Unfortunately now forever associated with a somewhat gormless looking Nicolas Cage, the dramatic island of Kefalonia is much more than the star of Captain Corelli’s Mandolin, it’s a celebrity in its own right. Not for its architecture – it too was ravaged by the 1953 earthquake – but for its natural talents. Think soaring cliffs, steep mountains quilted in fir trees and gleaming white beaches. Make the most of its dramatic topography with hikes through Mount Ainos National Park, whose mountain tops out at 1,600m. Chances are you’ll be familiar with its most famous beach, the much photographed Myrtos, an arc of white pebbles backed by limestone cliffs.
Or go celebrity-watching at trendy Fiscardo, known as the St Tropez of Greece. The picturesque fishing village in the very north of the island is more interesting still in that it gives you a glimpse of how the island once looked, as it alone survived the earthquake untouched.
The capital, Argostoli, is an attractive working port where fishing boats jostle with smart yachts and a nice promenade for people watching.
Antiquities: Assos castle on the northwest coast, 36km north of Argostoli, is the largest in Greece. Its 2km of walls, reinforced with bastions, run almost entirely around the Assos peninsula. Built in the 16th century the prison was in use until 1953. Today, it’s all about the views.

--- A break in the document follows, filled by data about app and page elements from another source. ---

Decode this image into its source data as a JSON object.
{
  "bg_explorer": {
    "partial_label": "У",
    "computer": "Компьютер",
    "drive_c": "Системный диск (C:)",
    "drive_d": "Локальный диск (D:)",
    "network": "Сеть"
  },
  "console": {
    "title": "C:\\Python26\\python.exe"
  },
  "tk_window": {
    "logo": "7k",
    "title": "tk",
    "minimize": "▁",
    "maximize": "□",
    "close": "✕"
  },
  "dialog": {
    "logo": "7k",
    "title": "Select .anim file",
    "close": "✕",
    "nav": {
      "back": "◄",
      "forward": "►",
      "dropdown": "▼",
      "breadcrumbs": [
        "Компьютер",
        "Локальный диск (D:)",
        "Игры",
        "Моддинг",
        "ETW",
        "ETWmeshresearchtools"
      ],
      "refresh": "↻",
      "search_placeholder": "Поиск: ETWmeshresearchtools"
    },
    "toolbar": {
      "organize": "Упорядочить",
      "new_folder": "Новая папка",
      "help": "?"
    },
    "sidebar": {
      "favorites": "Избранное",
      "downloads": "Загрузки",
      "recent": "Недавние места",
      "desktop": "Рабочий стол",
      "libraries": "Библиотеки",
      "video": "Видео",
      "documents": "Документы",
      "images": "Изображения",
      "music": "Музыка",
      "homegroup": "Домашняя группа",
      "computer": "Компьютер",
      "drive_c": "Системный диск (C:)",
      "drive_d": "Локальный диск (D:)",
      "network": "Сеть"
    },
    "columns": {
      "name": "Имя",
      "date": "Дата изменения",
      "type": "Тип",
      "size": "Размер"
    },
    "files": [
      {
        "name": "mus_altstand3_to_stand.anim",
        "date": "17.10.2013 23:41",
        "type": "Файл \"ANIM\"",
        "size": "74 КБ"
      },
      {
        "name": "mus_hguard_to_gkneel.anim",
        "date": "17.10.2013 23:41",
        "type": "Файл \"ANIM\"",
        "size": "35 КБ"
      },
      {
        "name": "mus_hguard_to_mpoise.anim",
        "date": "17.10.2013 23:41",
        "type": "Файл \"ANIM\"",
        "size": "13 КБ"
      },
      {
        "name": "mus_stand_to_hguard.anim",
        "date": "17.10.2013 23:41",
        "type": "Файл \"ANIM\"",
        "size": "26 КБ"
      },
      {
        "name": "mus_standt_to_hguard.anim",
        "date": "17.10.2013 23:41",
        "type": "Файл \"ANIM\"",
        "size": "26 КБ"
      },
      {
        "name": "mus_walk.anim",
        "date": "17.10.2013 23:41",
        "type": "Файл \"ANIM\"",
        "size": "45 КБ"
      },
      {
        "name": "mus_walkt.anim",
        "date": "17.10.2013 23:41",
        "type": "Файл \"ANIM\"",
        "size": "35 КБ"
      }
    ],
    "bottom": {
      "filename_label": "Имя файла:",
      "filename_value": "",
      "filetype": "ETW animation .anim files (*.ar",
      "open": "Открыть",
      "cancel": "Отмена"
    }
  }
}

Villas: Stay in Villa Gaèta, high among the cypress trees within walking distance of Fiscardo. The three-bed property sleeps six, has a pool and panoramic views to the islands of Ithaca and Lefkas, from €2,649 in July. See uniquevillaskefalonia.co.uk/2518
Off the coast of western Turkey, this archipelago – whose name refers to the fact that there are 12 of them – has been taken back and forth with gusto down through the ages. In the last century alone it was occupied by Turks, Italians and Germans. Indeed, only in 1947 were they formally returned to Greece. It’s no wonder so many were attracted to them, given their location in Greece’s sunny southeast Aegean.
The medieval city of Rhodes, on the northern tip of the island, is not to be missed. The old town was built by the Order of St John of Jerusalem, the “Hospitallers”. After the order had lost its last Crusading foothold in Palestine, it arrived here in 1309 and, over the next 200 years, set about transforming the city into a formidable stronghold – before sailing off into the sunset, or at least, to Malta.
As with so many Greek islands, over time Turks and Italians came and went, putting their own stamp on its architecture, leaving cobbled streets with gothic towers standing beside mosques and public baths.
It’s not so much a sense of time standing still you get here, as much as time darting all over the place at once. It’s what makes it such as worthy member of the Unesco World Heritage Site club.
If it’s heaving clubs and nightlife you’re after, head for Faliraki on the northeastern tip of the island, where cheap and cheerful is the order of the day.
For a quieter option, head for picturesque Lindos, a whitewashed, cobblestoned, low-rise resort town mid way down the island’s west coast, with a good variety of restaurants and three bays offering clear water and safe bathing. As well as restrictions on unsightly development, it benefits from regulations regarding traffic and noise pollution too.
Antiquities: There’s no sign of any Colossus but you will find the Acropolis of Rhodes on Monte Smith Hill, 3km outside the city centre, on a serene site which includes a Temple of Apollo, a classical stadium and an ancient amphitheatre.
Villas: Sandpiper is a two-bedroom seaside villa in a quiet location on St Nicholas Bay, halfway between Lindos and Pefkos. Sleeping four, it has a garden, terrace with barbecue and a swimming pool and is priced from €1,100 a week in July.